This photograph of a Sonoran sidewinder was taken at the Arizona-Sonora Desert Museum.
Desert Duets: Sidewinder Info Web Page
Information about the Sidewinder
Sonoran sidewinders are one of several kinds of rattlesnakes that live in the Sonoran Desert. Their pale gray, tan, or pinkish gray skin helps them camouflage on the desert sand and soil. The bottom rattle on the Sonoran sidewinders’ tail is black. Adults grow up to 32 inches long.
Like all rattlesnakes, sidewinders have a diamond-shaped head. Sidewinders have a distinctive triangular-shaped horn or scale of skin over each eye. Their nickname is the “Horned Rattlesnake.” Some scientists think their horns offer them protection from bright sunlight. Others think the horns protect them when they dig in the sand.
During the daytime, Sonoran sidewinders burrow under the sand or seek shade under low bushes. At night, sidewinders form craters in the sand from which they stalk their prey. Sidewinders use their venom to kill their prey. They eat lizards and small rodents like kangaroo rats and mice. They bite their prey and inject venom then follow it until it dies.

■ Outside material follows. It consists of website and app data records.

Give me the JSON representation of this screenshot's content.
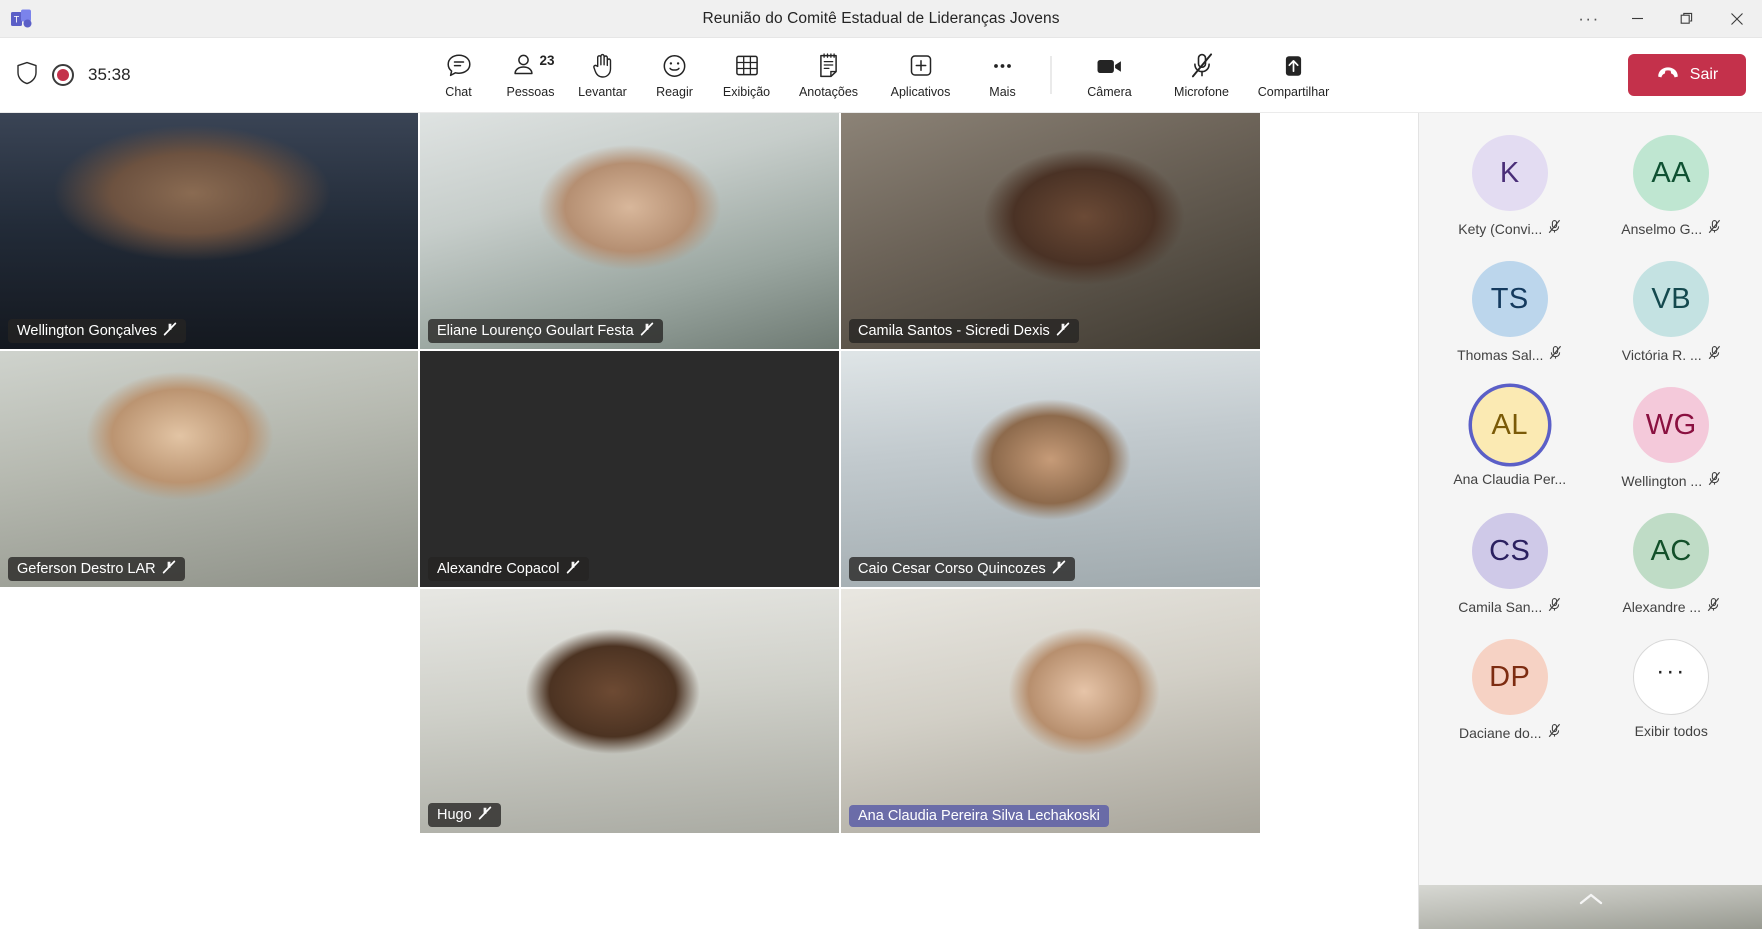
{
  "window": {
    "app_icon": "teams-logo-icon",
    "title": "Reunião do Comitê Estadual de Lideranças Jovens",
    "more_label": "···",
    "minimize_label": "Minimizar",
    "restore_label": "Restaurar",
    "close_label": "Fechar"
  },
  "toolbar": {
    "shield_icon": "shield-icon",
    "recording_icon": "record-icon",
    "timer": "35:38",
    "items": [
      {
        "label": "Chat",
        "icon": "chat-icon"
      },
      {
        "label": "Pessoas",
        "icon": "people-icon",
        "count": "23"
      },
      {
        "label": "Levantar",
        "icon": "raise-hand-icon"
      },
      {
        "label": "Reagir",
        "icon": "reaction-smiley-icon"
      },
      {
        "label": "Exibição",
        "icon": "view-grid-icon"
      },
      {
        "label": "Anotações",
        "icon": "notes-icon"
      },
      {
        "label": "Aplicativos",
        "icon": "apps-plus-icon"
      },
      {
        "label": "Mais",
        "icon": "more-ellipsis-icon"
      }
    ],
    "device_items": [
      {
        "label": "Câmera",
        "icon": "camera-icon",
        "state": "off"
      },
      {
        "label": "Microfone",
        "icon": "microphone-muted-icon",
        "state": "muted"
      },
      {
        "label": "Compartilhar",
        "icon": "share-screen-icon",
        "state": "off"
      }
    ],
    "leave": {
      "label": "Sair",
      "icon": "hangup-icon",
      "color": "#c4314b"
    }
  },
  "stage": {
    "tiles": [
      {
        "name": "Wellington Gonçalves",
        "muted": true,
        "speaking": false,
        "video_class": "v1"
      },
      {
        "name": "Eliane Lourenço Goulart Festa",
        "muted": true,
        "speaking": false,
        "video_class": "v2"
      },
      {
        "name": "Camila Santos - Sicredi Dexis",
        "muted": true,
        "speaking": false,
        "video_class": "v3"
      },
      {
        "name": "Alexandre Copacol",
        "muted": true,
        "speaking": false,
        "video_class": "v4"
      },
      {
        "name": "Caio Cesar Corso Quincozes",
        "muted": true,
        "speaking": false,
        "video_class": "v5"
      },
      {
        "name": "Geferson Destro LAR",
        "muted": true,
        "speaking": false,
        "video_class": "v6"
      },
      {
        "name": "Hugo",
        "muted": true,
        "speaking": false,
        "video_class": "v7"
      },
      {
        "name": "Ana Claudia Pereira Silva Lechakoski",
        "muted": false,
        "speaking": true,
        "video_class": "v8"
      }
    ]
  },
  "panel": {
    "people": [
      {
        "initials": "K",
        "name": "Kety (Convi...",
        "bg": "#e3dcf2",
        "fg": "#4a2e78",
        "muted": true,
        "speaking": false
      },
      {
        "initials": "AA",
        "name": "Anselmo G...",
        "bg": "#bfe6d1",
        "fg": "#0f5132",
        "muted": true,
        "speaking": false
      },
      {
        "initials": "TS",
        "name": "Thomas Sal...",
        "bg": "#bcd6ec",
        "fg": "#143a5e",
        "muted": true,
        "speaking": false
      },
      {
        "initials": "VB",
        "name": "Victória R. ...",
        "bg": "#c4e2e2",
        "fg": "#14494e",
        "muted": true,
        "speaking": false
      },
      {
        "initials": "AL",
        "name": "Ana Claudia Per...",
        "bg": "#fbeab3",
        "fg": "#7a5a07",
        "muted": false,
        "speaking": true
      },
      {
        "initials": "WG",
        "name": "Wellington ...",
        "bg": "#f4c9da",
        "fg": "#8a1040",
        "muted": true,
        "speaking": false
      },
      {
        "initials": "CS",
        "name": "Camila San...",
        "bg": "#cfc9e8",
        "fg": "#2b2060",
        "muted": true,
        "speaking": false
      },
      {
        "initials": "AC",
        "name": "Alexandre ...",
        "bg": "#bfdcc6",
        "fg": "#13502a",
        "muted": true,
        "speaking": false
      },
      {
        "initials": "DP",
        "name": "Daciane do...",
        "bg": "#f6d2c4",
        "fg": "#7d2c11",
        "muted": true,
        "speaking": false
      }
    ],
    "show_all": {
      "label": "Exibir todos",
      "icon": "more-ellipsis-icon"
    },
    "collapse_icon": "chevron-up-icon"
  }
}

The sidewinder has a distinctive way of moving that helps it move quickly on loose, hot sand. It loops its body which it thrusts forward and to the side of its head. Then it moves its head forward and repeats this motion over and over. This S-shaped curve results in sideways movement, which gives this rattlesnake its name. Sidewinders leave J-shaped tracks in the sand.